No matter how bad your review is, it will still be listed on your reviewer page on Amazon (yes, they exist; just click on a reviewer's name). This is a small spreading of news/linking back, and it will be helpful—almost no matter what you say. Almost.
Because this is not a negative review, you can add some length to it. But because it's not unremittingly positive, it does not have to be lengthy. The ideal length is probably about 50 to 100 words. If you want to say more, contact the writer in private. For self-published works, editing and republishing are usually pretty easy. Hence if you find a glaring translation error, the writer can fix it. You can save the day with your review.
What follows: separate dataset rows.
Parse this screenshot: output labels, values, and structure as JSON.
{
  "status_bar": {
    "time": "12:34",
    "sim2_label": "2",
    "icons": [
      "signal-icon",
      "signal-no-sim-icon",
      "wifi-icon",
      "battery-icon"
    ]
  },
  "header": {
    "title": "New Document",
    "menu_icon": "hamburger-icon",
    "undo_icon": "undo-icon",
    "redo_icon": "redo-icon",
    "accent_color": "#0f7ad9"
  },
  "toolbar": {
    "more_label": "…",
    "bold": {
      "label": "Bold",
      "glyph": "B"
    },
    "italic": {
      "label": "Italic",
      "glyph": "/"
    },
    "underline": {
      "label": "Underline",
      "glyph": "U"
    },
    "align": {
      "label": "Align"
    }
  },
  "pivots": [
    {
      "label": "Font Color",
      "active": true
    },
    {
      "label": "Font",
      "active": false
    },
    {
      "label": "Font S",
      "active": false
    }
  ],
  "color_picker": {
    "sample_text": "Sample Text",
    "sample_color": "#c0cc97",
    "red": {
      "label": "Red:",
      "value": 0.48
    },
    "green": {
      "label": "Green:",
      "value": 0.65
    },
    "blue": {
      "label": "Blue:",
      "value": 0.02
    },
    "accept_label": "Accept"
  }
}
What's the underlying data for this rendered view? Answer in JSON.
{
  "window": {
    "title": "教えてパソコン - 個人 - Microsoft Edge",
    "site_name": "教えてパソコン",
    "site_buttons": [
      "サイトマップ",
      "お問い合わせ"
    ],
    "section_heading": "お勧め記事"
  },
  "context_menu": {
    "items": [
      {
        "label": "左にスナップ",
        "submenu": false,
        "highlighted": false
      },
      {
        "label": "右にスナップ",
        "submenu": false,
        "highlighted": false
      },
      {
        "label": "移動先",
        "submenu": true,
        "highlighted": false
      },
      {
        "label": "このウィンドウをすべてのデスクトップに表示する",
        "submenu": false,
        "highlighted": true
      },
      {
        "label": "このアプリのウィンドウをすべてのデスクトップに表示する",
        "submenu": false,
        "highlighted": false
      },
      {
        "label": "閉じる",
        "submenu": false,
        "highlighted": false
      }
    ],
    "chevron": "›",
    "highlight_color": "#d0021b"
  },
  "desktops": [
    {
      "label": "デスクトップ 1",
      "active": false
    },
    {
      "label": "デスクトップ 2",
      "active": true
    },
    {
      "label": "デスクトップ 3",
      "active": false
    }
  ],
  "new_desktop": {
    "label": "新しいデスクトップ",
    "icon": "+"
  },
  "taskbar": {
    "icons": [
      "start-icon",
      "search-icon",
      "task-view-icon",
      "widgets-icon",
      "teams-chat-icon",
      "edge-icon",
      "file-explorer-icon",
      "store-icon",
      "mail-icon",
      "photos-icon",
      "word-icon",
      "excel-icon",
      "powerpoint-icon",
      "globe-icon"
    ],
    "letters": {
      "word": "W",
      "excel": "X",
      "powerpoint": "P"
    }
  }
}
Yet another thing to think about concerns the making of films. When films open, they are huge collaborative efforts which include not only the writers, actors, makeup and set people, special effects, the director, and the producer. They are also a product of budgets, and of timing. When a tragedy occurs, a film might be delayed, or even shelved indefinitely. And the same thing can happen if the star dies or becomes embroiled in a scandal. Furthermore, some films would benefit from an update in special effects technology. And others would change with our current social sensibilities regarding feminism, LGBTQ rights, and other issues.